Essays by a wide range of researchers place the works of Chaucer in the context of vernacular literature, Latin philosophy and theology, the culture of the universities and the court, as well as the framework of Mediterranean Studies.
The Anglo-French Chronicle of Nicholas Trevet, co-edited and translated by Jonathan Brent [in preparation].
A classroom-friendly book of excerpts from the world history read by Chaucer and Gower, offering a peek into medieval ideas of periodization, national identity, and religious orientation.
The Parts of the World: The Geography of Bartholomaeus Anglicus, “De proprietatibus rerum”, co-edited by Winston Black [in preparation].
A Latin edition and facing-page translation of the list of nations—and their traits—featured in one of the most widely read texts of the Middle Ages.
Small Change: Metaphor and Metamorphosis in Chaucer and Christine de Pizan [in preparation].

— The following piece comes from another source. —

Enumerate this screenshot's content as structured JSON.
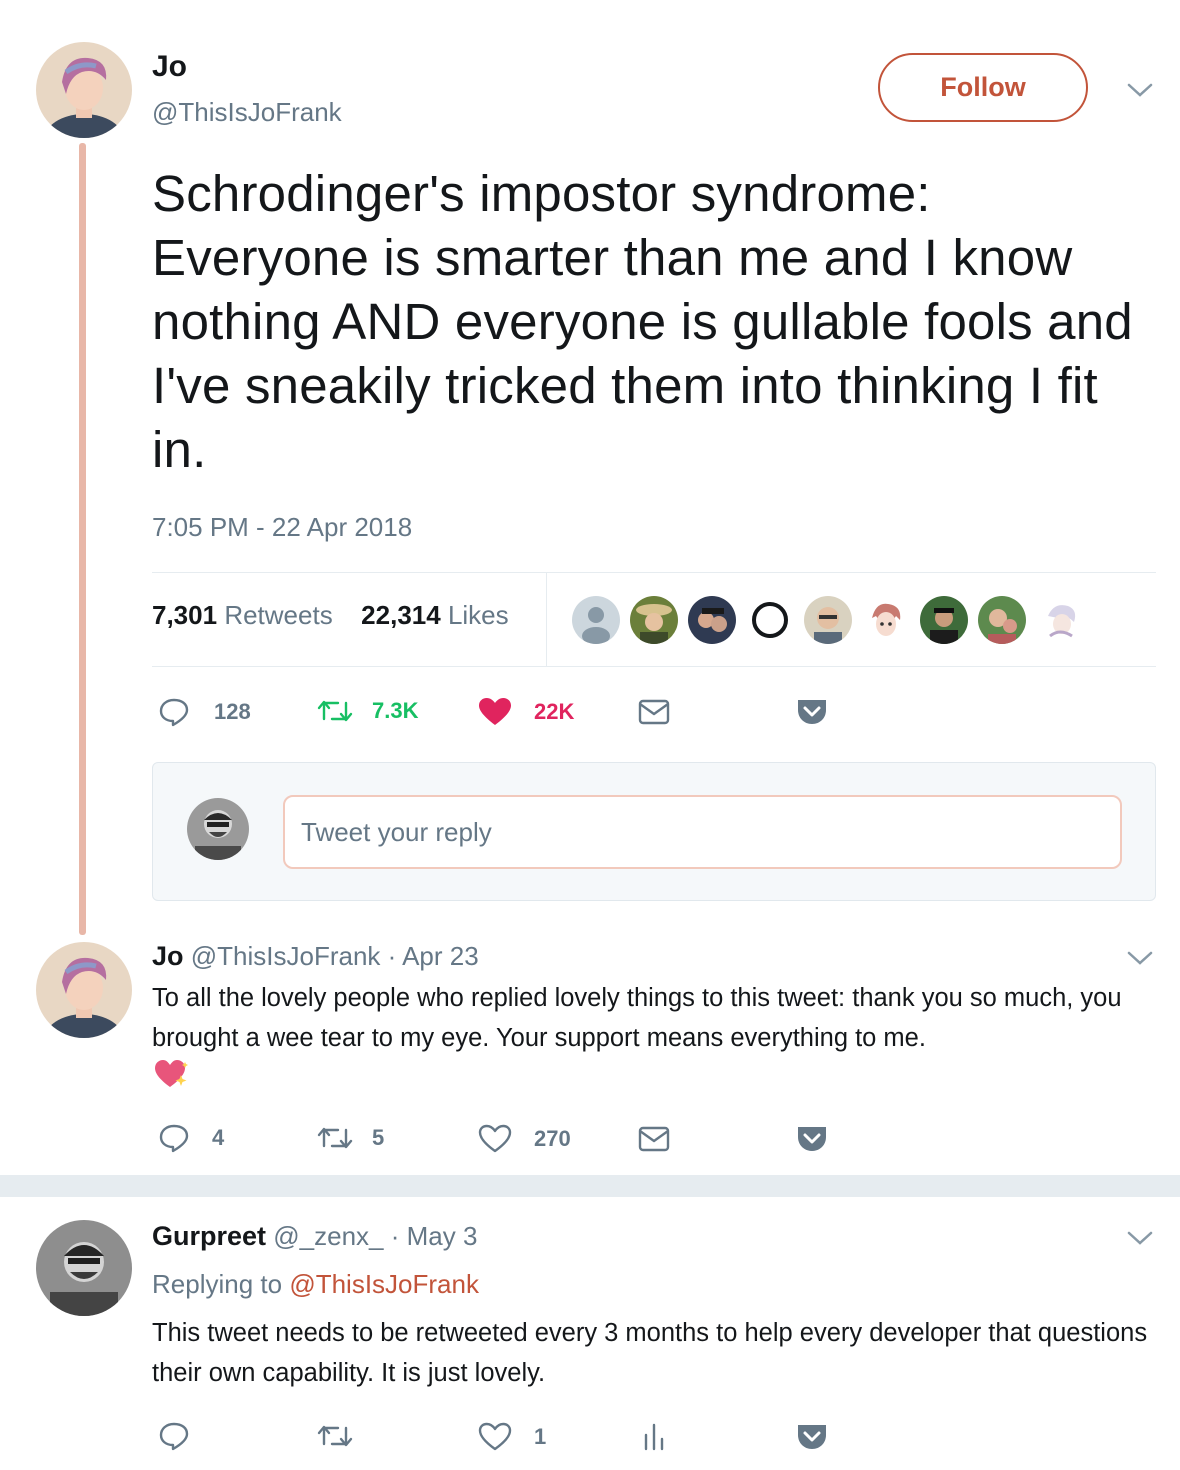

How did medieval people understand the phenomenon of change? This book explores the answer with reference to two of the most prolific and influential authors of the Middle Ages, considering four main ways that change was understood: Ovidian metamorphosis; Boethian ideas of Fortune and Providence; Orosian concepts of historical change over periods; and scientific and philosophical quantification of change.
The Shape of Time: Medieval Understandings of Periodization, 1100-1450 [in preparation].
Where did medieval people understand themselves to be located in time? With a fixed beginning point of Creation and an expected end point of Apocalypse, as well as a temporal hinge—the Incarnation, for Christians; the Hegira, for Muslims—the structure of time, for those living in the Middle Ages, was very different from our own. Chapters focus on universal histories and maps produced in Europe and the eastern Mediterranean, from the First Crusade until the Fall of Constantinople.